Manufacturing technology is not what it used to be a decade ago. Companies can now improve customer experience and enhance growth opportunities by leveraging more modern technologies to respond to changing market dynamics in a timely and appropriate manner. In order to stay competitive, effectively manage complex manufacturing scenarios, and to meet growing business demands, Factories of the Future need to implement digital technologies like Digital Twins, Augmented / Virtual Reality (AR/VR), IOT Platform, and Artificial Intelligence & Machine Learning. These solutions enable management to take data-driven decisions, provides shop floor to top floor visibility, predictive analytics on maintenance and in-process Quality, Paperless automation, Vendor- managed inventory, and effectively utilise experienced talents by de-skilling using AR/VR solutions. In addition to cutting the costs, these technologies create speed, precision, efficiency and flexibility for manufacturing companies.
Seamless integration of systems right from PLM, ERP, MES, IoT Platform to Analytics solutions is one of the critical success factors for a successful digital Transformation of a Factory for the Future along with upskilling and cross-skilling of the existing workforce to use these digital solutions effectively.
• The rise of reskilling

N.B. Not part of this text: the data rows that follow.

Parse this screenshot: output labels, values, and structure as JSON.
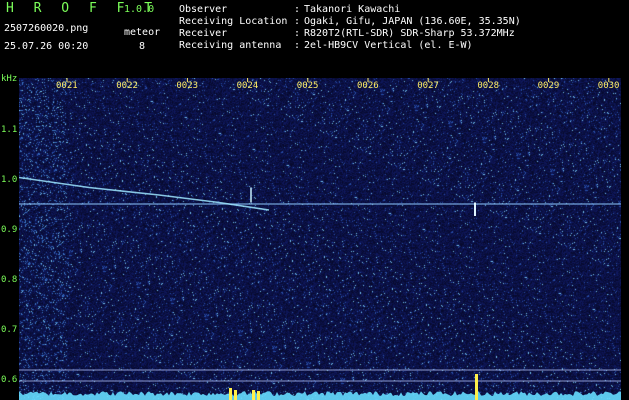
{
  "header": {
    "app_title": "H R O F F T",
    "app_version": "1.0.0",
    "file_name": "2507260020.png",
    "date_time": "25.07.26 00:20",
    "meteor_label": "meteor",
    "meteor_count": "8"
  },
  "info": [
    {
      "label": "Observer",
      "value": "Takanori Kawachi"
    },
    {
      "label": "Receiving Location",
      "value": "Ogaki, Gifu, JAPAN (136.60E, 35.35N)"
    },
    {
      "label": "Receiver",
      "value": "R820T2(RTL-SDR) SDR-Sharp 53.372MHz"
    },
    {
      "label": "Receiving antenna",
      "value": "2el-HB9CV Vertical (el. E-W)"
    }
  ],
  "info_separator": ":",
  "axis": {
    "y_unit": "kHz",
    "x_ticks": [
      "0021",
      "0022",
      "0023",
      "0024",
      "0025",
      "0026",
      "0027",
      "0028",
      "0029",
      "0030"
    ],
    "y_ticks": [
      "1.1",
      "1.0",
      "0.9",
      "0.8",
      "0.7",
      "0.6"
    ],
    "y_range": [
      0.575,
      1.2
    ],
    "x_range": [
      20.6,
      30.6
    ]
  },
  "colors": {
    "background": "#000000",
    "plot_bg": "#070b4a",
    "grid_marker": "#ffee66",
    "label_green": "#7cff5a",
    "trace": "#66ddff"
  }
}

The fourth industrial revolution that we are currently witnessing is being defined as the new age of automation, driven by unprecedented technological advances. As technology permeates through various industries, we are confident that the symbiosis of skills and innovation will be well absorbed across industries. Bringing these future jobs to life can help business leaders, workers, educators, and policymakers shape their vision and spark conversations around what needs to change to make this happen. The workplace as we know is being rapidly reshaped by multiple game changing trends which are having a significant impact on business growth and access to skilled talent. The scenario for jobs and skills of the future continues to evolve, and the industry should ensure that the focus for talent remains an imperative.
• Unlocking India’s potential

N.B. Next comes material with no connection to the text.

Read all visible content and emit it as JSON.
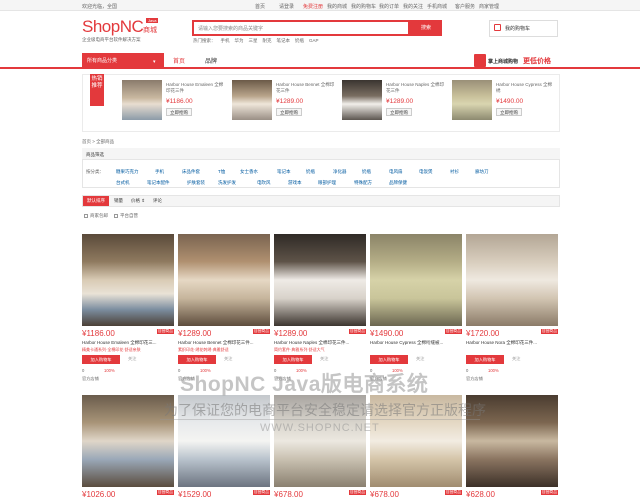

Manufacturing has emerged as one of the high growth sectors in India. The Government had launched the ‘Make in India’ program to place India on the world map as a manufacturing hub and give global recognition to the Indian economy. If India is serious about maintaining its industrial growth trajectory over a long term, then the nation's manufacturing firms need to focus on developing capabilities in innovation.
India is fast emerging as the Engineering and Design hub for various vertical domains of Automobiles, Aerospace, Consumer electronics, Machinery, Semiconductor, Telecom, Construction, Industrial automation, Medical devices, Energy and Computing. It is home to over 1100+ companies, who provide scalable and domain rich talent pool and offer cutting-edge solutions; reducing the cycle time for new product creation, design agility, after market capabilities.
Industry 4.0 is the current trend of Automation and Data Exchange in Manufacturing Technologies. It includes Cyber-Physical Systems, the IOT, AR/VR, Additive Manufacturing, Cyber Security and many other related aspects. The manufacturing and logistics sectors are on the front end of a massive disruption. From AI, 3D printing and robotics to drones, self-driving trucks and IoT, technology is upending these industries. The Industry and the Government must focus on addressing the challenges ranging from inadequate infrastructure, domestic supply chain and logistics, and quality power, to the high cost of doing business and limited design capabilities, R&D efforts and skilled resources.
The article is written by Ganesan Karuppanaicker, Vice President, Global Delivery Head - Digital Transformation, Birlasoft